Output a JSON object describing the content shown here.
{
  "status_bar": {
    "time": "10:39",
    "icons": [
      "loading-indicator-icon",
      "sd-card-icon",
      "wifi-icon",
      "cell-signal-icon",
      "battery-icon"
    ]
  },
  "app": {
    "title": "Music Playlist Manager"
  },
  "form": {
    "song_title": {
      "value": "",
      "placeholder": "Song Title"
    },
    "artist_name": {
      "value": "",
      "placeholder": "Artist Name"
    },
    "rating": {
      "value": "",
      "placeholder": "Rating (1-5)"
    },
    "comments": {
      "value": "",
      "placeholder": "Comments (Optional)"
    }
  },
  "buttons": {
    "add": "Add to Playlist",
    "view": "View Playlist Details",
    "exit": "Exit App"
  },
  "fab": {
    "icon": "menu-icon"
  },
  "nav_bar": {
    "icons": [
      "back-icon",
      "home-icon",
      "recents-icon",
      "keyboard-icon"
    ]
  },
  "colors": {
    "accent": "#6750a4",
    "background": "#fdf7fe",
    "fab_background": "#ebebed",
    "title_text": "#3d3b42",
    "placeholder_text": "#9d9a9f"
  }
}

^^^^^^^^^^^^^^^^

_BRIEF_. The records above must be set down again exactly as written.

_TASK ANSWER_.
Output a JSON object describing the content shown here.
{
  "status_bar": {
    "time": "10:39",
    "icons": [
      "loading-indicator-icon",
      "sd-card-icon",
      "wifi-icon",
      "cell-signal-icon",
      "battery-icon"
    ]
  },
  "app": {
    "title": "Music Playlist Manager"
  },
  "form": {
    "song_title": {
      "value": "",
      "placeholder": "Song Title"
    },
    "artist_name": {
      "value": "",
      "placeholder": "Artist Name"
    },
    "rating": {
      "value": "",
      "placeholder": "Rating (1-5)"
    },
    "comments": {
      "value": "",
      "placeholder": "Comments (Optional)"
    }
  },
  "buttons": {
    "add": "Add to Playlist",
    "view": "View Playlist Details",
    "exit": "Exit App"
  },
  "fab": {
    "icon": "menu-icon"
  },
  "nav_bar": {
    "icons": [
      "back-icon",
      "home-icon",
      "recents-icon",
      "keyboard-icon"
    ]
  },
  "colors": {
    "accent": "#6750a4",
    "background": "#fdf7fe",
    "fab_background": "#ebebed",
    "title_text": "#3d3b42",
    "placeholder_text": "#9d9a9f"
  }
}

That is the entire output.